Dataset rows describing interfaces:
■ ■ ■ ■

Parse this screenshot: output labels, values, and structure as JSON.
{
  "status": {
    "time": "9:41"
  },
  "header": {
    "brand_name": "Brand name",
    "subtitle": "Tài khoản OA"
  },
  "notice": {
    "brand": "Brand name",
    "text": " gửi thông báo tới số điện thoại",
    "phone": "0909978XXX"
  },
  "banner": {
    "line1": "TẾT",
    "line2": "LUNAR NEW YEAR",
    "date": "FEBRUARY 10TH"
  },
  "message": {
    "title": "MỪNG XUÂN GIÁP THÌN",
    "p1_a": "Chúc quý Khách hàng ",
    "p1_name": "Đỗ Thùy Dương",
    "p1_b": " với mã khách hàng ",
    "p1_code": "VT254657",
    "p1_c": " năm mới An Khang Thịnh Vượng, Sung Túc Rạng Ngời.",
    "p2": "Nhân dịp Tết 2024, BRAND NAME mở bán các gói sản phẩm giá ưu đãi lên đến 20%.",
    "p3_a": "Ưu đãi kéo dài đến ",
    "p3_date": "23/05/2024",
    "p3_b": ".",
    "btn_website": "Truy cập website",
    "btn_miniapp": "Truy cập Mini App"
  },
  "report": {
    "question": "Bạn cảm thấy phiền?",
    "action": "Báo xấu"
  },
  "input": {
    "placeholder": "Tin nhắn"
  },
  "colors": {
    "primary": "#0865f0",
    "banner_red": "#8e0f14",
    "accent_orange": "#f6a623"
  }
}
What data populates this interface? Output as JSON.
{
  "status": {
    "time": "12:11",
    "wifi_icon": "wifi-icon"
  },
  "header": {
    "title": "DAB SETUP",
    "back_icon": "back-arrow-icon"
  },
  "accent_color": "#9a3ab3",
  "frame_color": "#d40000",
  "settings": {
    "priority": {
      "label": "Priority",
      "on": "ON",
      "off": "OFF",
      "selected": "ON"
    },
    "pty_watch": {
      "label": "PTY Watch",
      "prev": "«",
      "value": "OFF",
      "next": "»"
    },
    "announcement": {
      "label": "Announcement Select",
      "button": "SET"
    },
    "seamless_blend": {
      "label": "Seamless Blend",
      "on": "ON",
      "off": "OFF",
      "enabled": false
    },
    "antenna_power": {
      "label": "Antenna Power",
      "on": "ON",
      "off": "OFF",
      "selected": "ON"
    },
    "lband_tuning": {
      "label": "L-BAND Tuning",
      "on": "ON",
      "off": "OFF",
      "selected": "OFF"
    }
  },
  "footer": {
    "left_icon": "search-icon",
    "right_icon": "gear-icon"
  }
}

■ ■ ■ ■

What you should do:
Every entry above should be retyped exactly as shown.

Your solution:
Parse this screenshot: output labels, values, and structure as JSON.
{
  "status": {
    "time": "9:41"
  },
  "header": {
    "brand_name": "Brand name",
    "subtitle": "Tài khoản OA"
  },
  "notice": {
    "brand": "Brand name",
    "text": " gửi thông báo tới số điện thoại",
    "phone": "0909978XXX"
  },
  "banner": {
    "line1": "TẾT",
    "line2": "LUNAR NEW YEAR",
    "date": "FEBRUARY 10TH"
  },
  "message": {
    "title": "MỪNG XUÂN GIÁP THÌN",
    "p1_a": "Chúc quý Khách hàng ",
    "p1_name": "Đỗ Thùy Dương",
    "p1_b": " với mã khách hàng ",
    "p1_code": "VT254657",
    "p1_c": " năm mới An Khang Thịnh Vượng, Sung Túc Rạng Ngời.",
    "p2": "Nhân dịp Tết 2024, BRAND NAME mở bán các gói sản phẩm giá ưu đãi lên đến 20%.",
    "p3_a": "Ưu đãi kéo dài đến ",
    "p3_date": "23/05/2024",
    "p3_b": ".",
    "btn_website": "Truy cập website",
    "btn_miniapp": "Truy cập Mini App"
  },
  "report": {
    "question": "Bạn cảm thấy phiền?",
    "action": "Báo xấu"
  },
  "input": {
    "placeholder": "Tin nhắn"
  },
  "colors": {
    "primary": "#0865f0",
    "banner_red": "#8e0f14",
    "accent_orange": "#f6a623"
  }
}
What data populates this interface? Output as JSON.
{
  "status": {
    "time": "12:11",
    "wifi_icon": "wifi-icon"
  },
  "header": {
    "title": "DAB SETUP",
    "back_icon": "back-arrow-icon"
  },
  "accent_color": "#9a3ab3",
  "frame_color": "#d40000",
  "settings": {
    "priority": {
      "label": "Priority",
      "on": "ON",
      "off": "OFF",
      "selected": "ON"
    },
    "pty_watch": {
      "label": "PTY Watch",
      "prev": "«",
      "value": "OFF",
      "next": "»"
    },
    "announcement": {
      "label": "Announcement Select",
      "button": "SET"
    },
    "seamless_blend": {
      "label": "Seamless Blend",
      "on": "ON",
      "off": "OFF",
      "enabled": false
    },
    "antenna_power": {
      "label": "Antenna Power",
      "on": "ON",
      "off": "OFF",
      "selected": "ON"
    },
    "lband_tuning": {
      "label": "L-BAND Tuning",
      "on": "ON",
      "off": "OFF",
      "selected": "OFF"
    }
  },
  "footer": {
    "left_icon": "search-icon",
    "right_icon": "gear-icon"
  }
}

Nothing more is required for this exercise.